= Beginning of Section =

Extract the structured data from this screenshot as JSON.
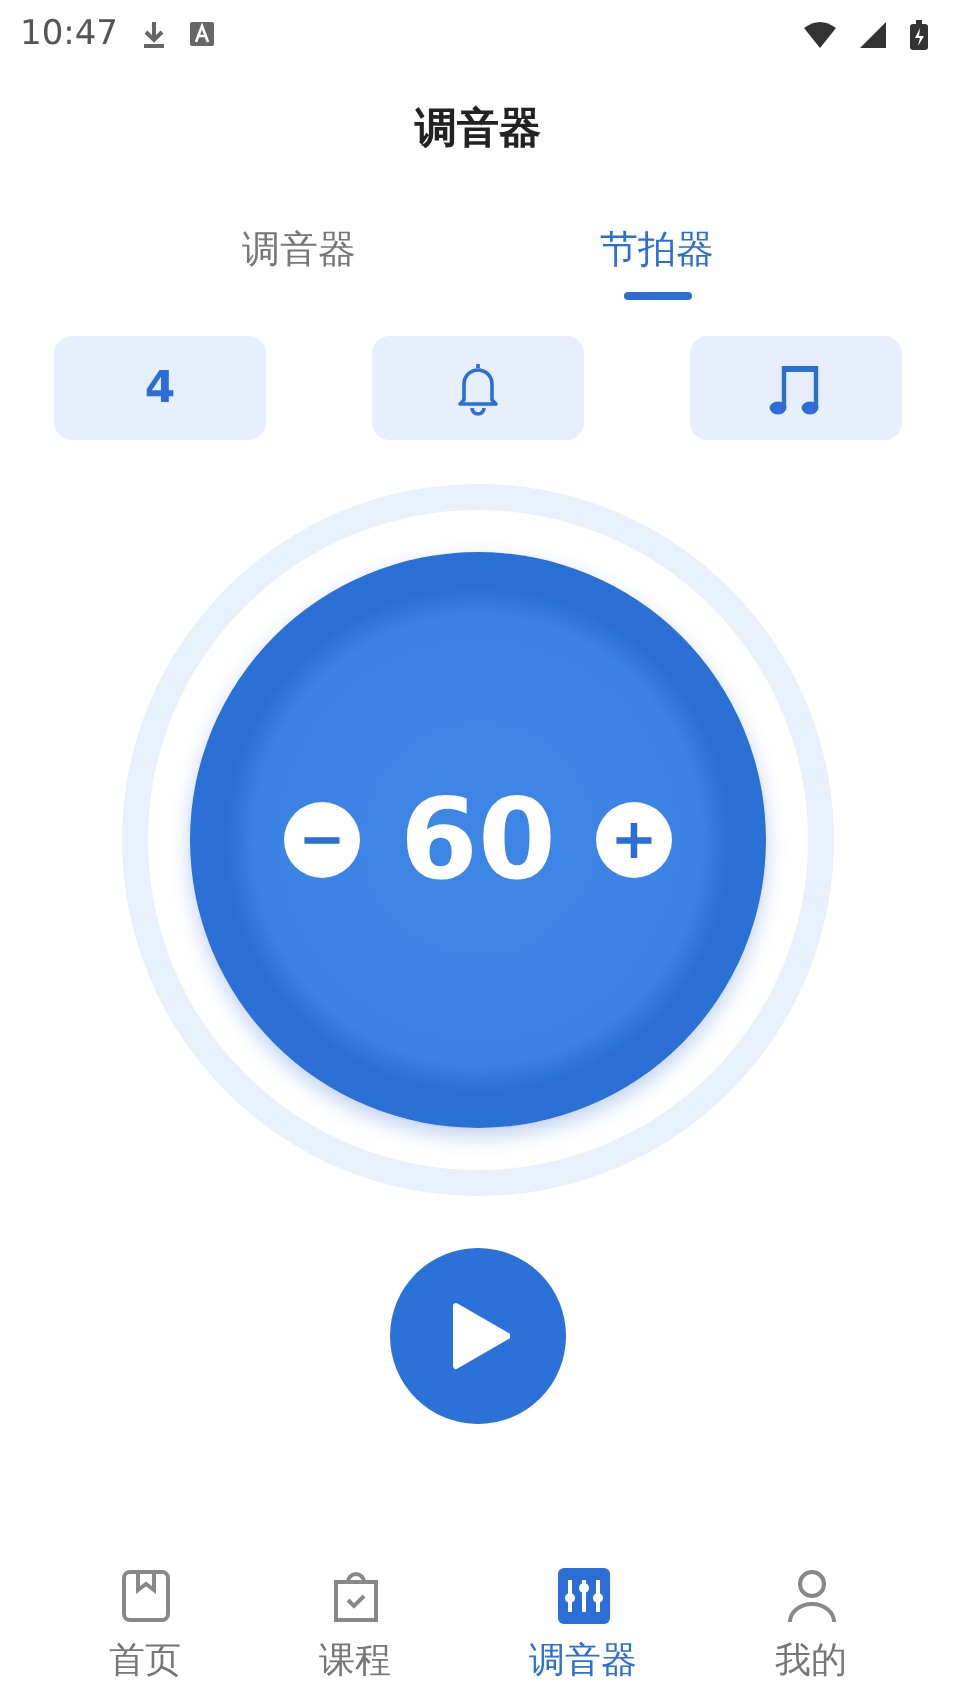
{
  "status_bar": {
    "time": "10:47"
  },
  "title": "调音器",
  "tabs": [
    {
      "label": "调音器",
      "selected": false
    },
    {
      "label": "节拍器",
      "selected": true
    }
  ],
  "options": [
    {
      "kind": "text",
      "label": "4"
    },
    {
      "kind": "bell"
    },
    {
      "kind": "note"
    }
  ],
  "tempo": {
    "value": "60",
    "minus": "−",
    "plus": "+"
  },
  "nav": [
    {
      "label": "首页",
      "kind": "book",
      "selected": false
    },
    {
      "label": "课程",
      "kind": "bag",
      "selected": false
    },
    {
      "label": "调音器",
      "kind": "tuner",
      "selected": true
    },
    {
      "label": "我的",
      "kind": "person",
      "selected": false
    }
  ]
}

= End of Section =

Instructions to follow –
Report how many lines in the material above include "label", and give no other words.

Answer to this task –
7